### EXERCISE DETAILS:
Every entry must appear in the answer exactly as written.

### SUPPLIED INFORMATION:
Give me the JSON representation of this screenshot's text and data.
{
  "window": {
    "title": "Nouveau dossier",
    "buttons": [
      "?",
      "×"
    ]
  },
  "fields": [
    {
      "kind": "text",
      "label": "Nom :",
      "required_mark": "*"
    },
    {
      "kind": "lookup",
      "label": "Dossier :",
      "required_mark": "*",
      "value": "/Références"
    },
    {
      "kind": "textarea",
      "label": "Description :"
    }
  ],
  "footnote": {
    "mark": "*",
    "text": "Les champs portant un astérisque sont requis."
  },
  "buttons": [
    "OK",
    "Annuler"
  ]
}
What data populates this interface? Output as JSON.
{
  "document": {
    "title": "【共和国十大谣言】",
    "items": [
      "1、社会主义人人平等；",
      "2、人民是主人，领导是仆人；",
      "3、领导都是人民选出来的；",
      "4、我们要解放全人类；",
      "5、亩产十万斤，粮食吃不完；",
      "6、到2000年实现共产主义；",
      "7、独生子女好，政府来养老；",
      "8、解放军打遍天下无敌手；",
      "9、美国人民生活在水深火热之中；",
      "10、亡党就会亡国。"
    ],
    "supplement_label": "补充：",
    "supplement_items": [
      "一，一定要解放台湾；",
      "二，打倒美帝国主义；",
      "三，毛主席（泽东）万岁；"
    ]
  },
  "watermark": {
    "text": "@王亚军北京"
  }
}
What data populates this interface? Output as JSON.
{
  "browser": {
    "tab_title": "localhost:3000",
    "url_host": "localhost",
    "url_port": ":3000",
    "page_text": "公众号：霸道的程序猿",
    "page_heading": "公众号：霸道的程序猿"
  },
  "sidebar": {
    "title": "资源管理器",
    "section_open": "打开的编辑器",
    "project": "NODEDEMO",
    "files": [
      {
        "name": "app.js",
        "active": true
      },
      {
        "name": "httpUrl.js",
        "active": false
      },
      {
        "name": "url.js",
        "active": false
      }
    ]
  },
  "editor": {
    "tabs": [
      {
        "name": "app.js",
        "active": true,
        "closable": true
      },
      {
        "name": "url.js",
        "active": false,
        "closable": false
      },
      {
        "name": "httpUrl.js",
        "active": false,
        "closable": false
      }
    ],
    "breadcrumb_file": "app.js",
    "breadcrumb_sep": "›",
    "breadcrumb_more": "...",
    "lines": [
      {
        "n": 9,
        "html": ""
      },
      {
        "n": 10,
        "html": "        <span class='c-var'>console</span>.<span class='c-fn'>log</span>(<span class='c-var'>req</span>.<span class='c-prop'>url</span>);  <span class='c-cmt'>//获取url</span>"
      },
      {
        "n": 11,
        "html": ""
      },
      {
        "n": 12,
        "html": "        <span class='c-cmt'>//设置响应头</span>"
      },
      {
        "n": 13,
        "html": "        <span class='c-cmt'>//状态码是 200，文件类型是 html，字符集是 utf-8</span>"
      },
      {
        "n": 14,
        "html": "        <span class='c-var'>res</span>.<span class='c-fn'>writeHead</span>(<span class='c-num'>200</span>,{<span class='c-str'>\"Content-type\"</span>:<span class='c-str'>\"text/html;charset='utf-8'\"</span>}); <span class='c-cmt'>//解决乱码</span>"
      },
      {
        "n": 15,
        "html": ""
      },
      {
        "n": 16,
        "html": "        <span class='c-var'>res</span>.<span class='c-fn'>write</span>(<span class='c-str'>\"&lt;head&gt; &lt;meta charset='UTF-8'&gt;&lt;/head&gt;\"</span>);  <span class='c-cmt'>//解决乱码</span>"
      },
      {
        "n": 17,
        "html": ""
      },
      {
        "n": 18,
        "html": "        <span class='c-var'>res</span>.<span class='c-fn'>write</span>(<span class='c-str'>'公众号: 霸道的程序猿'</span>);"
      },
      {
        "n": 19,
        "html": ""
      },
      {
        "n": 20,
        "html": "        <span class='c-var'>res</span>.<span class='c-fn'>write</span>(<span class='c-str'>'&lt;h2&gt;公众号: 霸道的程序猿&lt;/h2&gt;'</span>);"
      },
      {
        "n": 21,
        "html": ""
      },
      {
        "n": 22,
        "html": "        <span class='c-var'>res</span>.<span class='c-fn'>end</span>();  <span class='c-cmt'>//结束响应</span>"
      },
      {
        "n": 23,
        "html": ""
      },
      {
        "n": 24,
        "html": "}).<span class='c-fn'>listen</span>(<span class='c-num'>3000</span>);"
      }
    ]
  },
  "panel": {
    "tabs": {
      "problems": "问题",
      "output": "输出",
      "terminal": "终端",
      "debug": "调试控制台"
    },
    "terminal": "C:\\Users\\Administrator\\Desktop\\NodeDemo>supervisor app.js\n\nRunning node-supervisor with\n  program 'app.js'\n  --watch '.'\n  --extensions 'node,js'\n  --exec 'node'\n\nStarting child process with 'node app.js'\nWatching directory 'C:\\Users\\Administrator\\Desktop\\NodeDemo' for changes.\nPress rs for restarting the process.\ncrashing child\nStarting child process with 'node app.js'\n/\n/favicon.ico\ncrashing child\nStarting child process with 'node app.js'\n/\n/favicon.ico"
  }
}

### ANSWER SPACE:
Give me the JSON representation of this screenshot's text and data.
{
  "window": {
    "title": "Nouveau dossier",
    "buttons": [
      "?",
      "×"
    ]
  },
  "fields": [
    {
      "kind": "text",
      "label": "Nom :",
      "required_mark": "*"
    },
    {
      "kind": "lookup",
      "label": "Dossier :",
      "required_mark": "*",
      "value": "/Références"
    },
    {
      "kind": "textarea",
      "label": "Description :"
    }
  ],
  "footnote": {
    "mark": "*",
    "text": "Les champs portant un astérisque sont requis."
  },
  "buttons": [
    "OK",
    "Annuler"
  ]
}
What data populates this interface? Output as JSON.
{
  "document": {
    "title": "【共和国十大谣言】",
    "items": [
      "1、社会主义人人平等；",
      "2、人民是主人，领导是仆人；",
      "3、领导都是人民选出来的；",
      "4、我们要解放全人类；",
      "5、亩产十万斤，粮食吃不完；",
      "6、到2000年实现共产主义；",
      "7、独生子女好，政府来养老；",
      "8、解放军打遍天下无敌手；",
      "9、美国人民生活在水深火热之中；",
      "10、亡党就会亡国。"
    ],
    "supplement_label": "补充：",
    "supplement_items": [
      "一，一定要解放台湾；",
      "二，打倒美帝国主义；",
      "三，毛主席（泽东）万岁；"
    ]
  },
  "watermark": {
    "text": "@王亚军北京"
  }
}
What data populates this interface? Output as JSON.
{
  "browser": {
    "tab_title": "localhost:3000",
    "url_host": "localhost",
    "url_port": ":3000",
    "page_text": "公众号：霸道的程序猿",
    "page_heading": "公众号：霸道的程序猿"
  },
  "sidebar": {
    "title": "资源管理器",
    "section_open": "打开的编辑器",
    "project": "NODEDEMO",
    "files": [
      {
        "name": "app.js",
        "active": true
      },
      {
        "name": "httpUrl.js",
        "active": false
      },
      {
        "name": "url.js",
        "active": false
      }
    ]
  },
  "editor": {
    "tabs": [
      {
        "name": "app.js",
        "active": true,
        "closable": true
      },
      {
        "name": "url.js",
        "active": false,
        "closable": false
      },
      {
        "name": "httpUrl.js",
        "active": false,
        "closable": false
      }
    ],
    "breadcrumb_file": "app.js",
    "breadcrumb_sep": "›",
    "breadcrumb_more": "...",
    "lines": [
      {
        "n": 9,
        "html": ""
      },
      {
        "n": 10,
        "html": "        <span class='c-var'>console</span>.<span class='c-fn'>log</span>(<span class='c-var'>req</span>.<span class='c-prop'>url</span>);  <span class='c-cmt'>//获取url</span>"
      },
      {
        "n": 11,
        "html": ""
      },
      {
        "n": 12,
        "html": "        <span class='c-cmt'>//设置响应头</span>"
      },
      {
        "n": 13,
        "html": "        <span class='c-cmt'>//状态码是 200，文件类型是 html，字符集是 utf-8</span>"
      },
      {
        "n": 14,
        "html": "        <span class='c-var'>res</span>.<span class='c-fn'>writeHead</span>(<span class='c-num'>200</span>,{<span class='c-str'>\"Content-type\"</span>:<span class='c-str'>\"text/html;charset='utf-8'\"</span>}); <span class='c-cmt'>//解决乱码</span>"
      },
      {
        "n": 15,
        "html": ""
      },
      {
        "n": 16,
        "html": "        <span class='c-var'>res</span>.<span class='c-fn'>write</span>(<span class='c-str'>\"&lt;head&gt; &lt;meta charset='UTF-8'&gt;&lt;/head&gt;\"</span>);  <span class='c-cmt'>//解决乱码</span>"
      },
      {
        "n": 17,
        "html": ""
      },
      {
        "n": 18,
        "html": "        <span class='c-var'>res</span>.<span class='c-fn'>write</span>(<span class='c-str'>'公众号: 霸道的程序猿'</span>);"
      },
      {
        "n": 19,
        "html": ""
      },
      {
        "n": 20,
        "html": "        <span class='c-var'>res</span>.<span class='c-fn'>write</span>(<span class='c-str'>'&lt;h2&gt;公众号: 霸道的程序猿&lt;/h2&gt;'</span>);"
      },
      {
        "n": 21,
        "html": ""
      },
      {
        "n": 22,
        "html": "        <span class='c-var'>res</span>.<span class='c-fn'>end</span>();  <span class='c-cmt'>//结束响应</span>"
      },
      {
        "n": 23,
        "html": ""
      },
      {
        "n": 24,
        "html": "}).<span class='c-fn'>listen</span>(<span class='c-num'>3000</span>);"
      }
    ]
  },
  "panel": {
    "tabs": {
      "problems": "问题",
      "output": "输出",
      "terminal": "终端",
      "debug": "调试控制台"
    },
    "terminal": "C:\\Users\\Administrator\\Desktop\\NodeDemo>supervisor app.js\n\nRunning node-supervisor with\n  program 'app.js'\n  --watch '.'\n  --extensions 'node,js'\n  --exec 'node'\n\nStarting child process with 'node app.js'\nWatching directory 'C:\\Users\\Administrator\\Desktop\\NodeDemo' for changes.\nPress rs for restarting the process.\ncrashing child\nStarting child process with 'node app.js'\n/\n/favicon.ico\ncrashing child\nStarting child process with 'node app.js'\n/\n/favicon.ico"
  }
}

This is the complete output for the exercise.